Source information START

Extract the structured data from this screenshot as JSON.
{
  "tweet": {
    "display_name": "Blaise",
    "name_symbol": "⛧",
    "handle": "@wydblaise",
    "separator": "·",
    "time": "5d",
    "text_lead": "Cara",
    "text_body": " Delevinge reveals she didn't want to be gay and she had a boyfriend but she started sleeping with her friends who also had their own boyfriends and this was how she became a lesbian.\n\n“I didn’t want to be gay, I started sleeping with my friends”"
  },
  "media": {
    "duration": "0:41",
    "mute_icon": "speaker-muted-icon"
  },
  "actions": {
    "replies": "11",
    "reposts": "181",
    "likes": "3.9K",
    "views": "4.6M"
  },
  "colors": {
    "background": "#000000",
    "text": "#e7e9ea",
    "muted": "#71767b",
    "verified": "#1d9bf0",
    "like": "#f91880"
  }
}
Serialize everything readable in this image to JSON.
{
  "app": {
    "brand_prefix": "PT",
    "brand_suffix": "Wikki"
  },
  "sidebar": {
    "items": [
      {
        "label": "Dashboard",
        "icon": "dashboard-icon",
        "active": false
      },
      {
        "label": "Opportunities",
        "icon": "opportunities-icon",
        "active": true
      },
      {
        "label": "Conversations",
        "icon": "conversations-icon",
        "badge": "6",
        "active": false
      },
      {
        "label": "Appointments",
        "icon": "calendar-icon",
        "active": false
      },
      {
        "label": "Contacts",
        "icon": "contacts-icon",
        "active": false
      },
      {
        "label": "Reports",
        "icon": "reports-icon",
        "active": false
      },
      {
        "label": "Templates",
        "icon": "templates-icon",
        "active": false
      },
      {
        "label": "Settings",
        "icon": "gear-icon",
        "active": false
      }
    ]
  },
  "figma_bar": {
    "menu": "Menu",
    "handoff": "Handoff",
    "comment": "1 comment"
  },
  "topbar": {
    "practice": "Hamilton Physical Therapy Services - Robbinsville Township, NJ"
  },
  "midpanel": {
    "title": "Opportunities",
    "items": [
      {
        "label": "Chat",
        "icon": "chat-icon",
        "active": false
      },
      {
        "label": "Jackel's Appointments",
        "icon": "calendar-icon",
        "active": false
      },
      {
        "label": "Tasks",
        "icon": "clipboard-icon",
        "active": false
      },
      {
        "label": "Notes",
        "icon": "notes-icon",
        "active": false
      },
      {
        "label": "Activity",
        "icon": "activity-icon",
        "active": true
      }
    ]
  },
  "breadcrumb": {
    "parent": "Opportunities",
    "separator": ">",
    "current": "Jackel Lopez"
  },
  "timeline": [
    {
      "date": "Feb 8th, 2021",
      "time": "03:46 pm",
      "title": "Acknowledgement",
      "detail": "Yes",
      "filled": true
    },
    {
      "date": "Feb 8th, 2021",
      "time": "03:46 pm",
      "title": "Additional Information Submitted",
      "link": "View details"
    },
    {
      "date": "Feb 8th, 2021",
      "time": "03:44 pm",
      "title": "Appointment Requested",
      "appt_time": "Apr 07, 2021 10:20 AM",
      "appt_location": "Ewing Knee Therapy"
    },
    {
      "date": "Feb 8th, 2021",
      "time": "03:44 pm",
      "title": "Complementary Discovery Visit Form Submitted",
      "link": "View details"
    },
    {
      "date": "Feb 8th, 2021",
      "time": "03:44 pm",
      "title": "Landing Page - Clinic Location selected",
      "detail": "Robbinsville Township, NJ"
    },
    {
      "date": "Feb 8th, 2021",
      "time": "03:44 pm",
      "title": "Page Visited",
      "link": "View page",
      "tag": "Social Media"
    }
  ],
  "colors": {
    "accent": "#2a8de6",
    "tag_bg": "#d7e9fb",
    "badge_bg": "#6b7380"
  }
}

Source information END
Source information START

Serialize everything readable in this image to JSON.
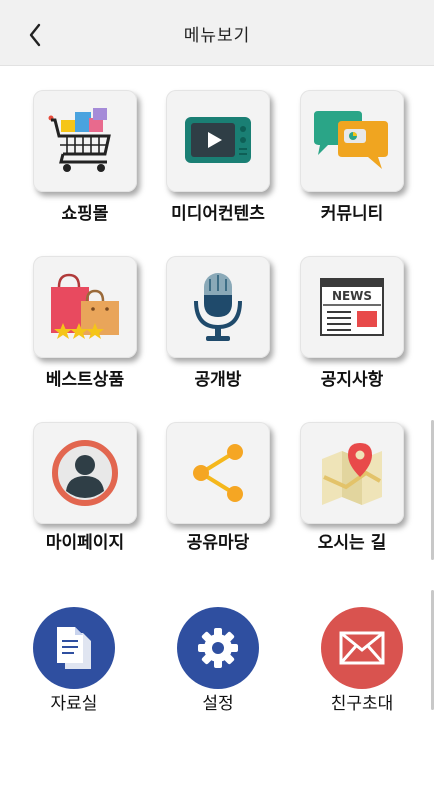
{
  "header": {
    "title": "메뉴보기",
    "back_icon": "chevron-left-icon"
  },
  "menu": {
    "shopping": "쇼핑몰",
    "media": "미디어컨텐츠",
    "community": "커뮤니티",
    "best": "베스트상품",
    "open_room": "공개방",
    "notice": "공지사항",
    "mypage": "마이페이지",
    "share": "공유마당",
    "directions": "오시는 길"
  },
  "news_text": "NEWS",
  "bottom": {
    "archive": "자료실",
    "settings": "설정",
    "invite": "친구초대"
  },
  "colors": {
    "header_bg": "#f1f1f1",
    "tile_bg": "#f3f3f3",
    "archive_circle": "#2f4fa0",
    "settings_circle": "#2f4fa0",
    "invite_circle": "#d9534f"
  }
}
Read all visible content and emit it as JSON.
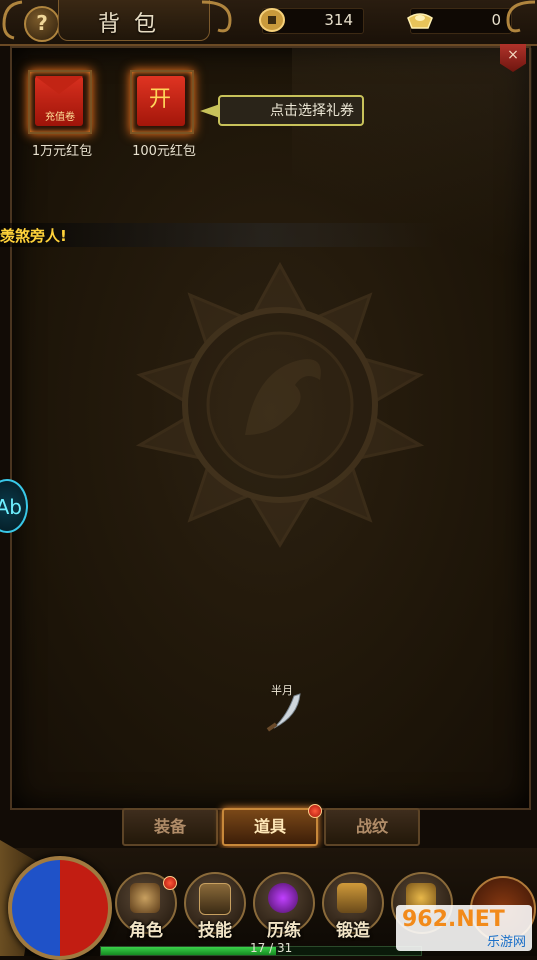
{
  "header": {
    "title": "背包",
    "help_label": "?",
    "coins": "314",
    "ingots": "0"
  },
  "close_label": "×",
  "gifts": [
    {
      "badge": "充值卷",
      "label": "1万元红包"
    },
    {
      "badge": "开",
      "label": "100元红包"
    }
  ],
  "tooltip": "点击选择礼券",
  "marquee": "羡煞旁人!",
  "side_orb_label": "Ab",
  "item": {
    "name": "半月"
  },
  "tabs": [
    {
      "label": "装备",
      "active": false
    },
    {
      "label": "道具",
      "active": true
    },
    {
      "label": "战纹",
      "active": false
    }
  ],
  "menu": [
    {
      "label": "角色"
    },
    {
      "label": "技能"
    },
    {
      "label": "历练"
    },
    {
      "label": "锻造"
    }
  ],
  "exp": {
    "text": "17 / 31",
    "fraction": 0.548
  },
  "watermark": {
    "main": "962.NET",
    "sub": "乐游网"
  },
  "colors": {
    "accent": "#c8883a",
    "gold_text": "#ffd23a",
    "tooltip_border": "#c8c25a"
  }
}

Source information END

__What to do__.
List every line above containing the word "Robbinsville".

__Exercise output__.
    "practice": "Hamilton Physical Therapy Services - Robbinsville Township, NJ"
      "detail": "Robbinsville Township, NJ"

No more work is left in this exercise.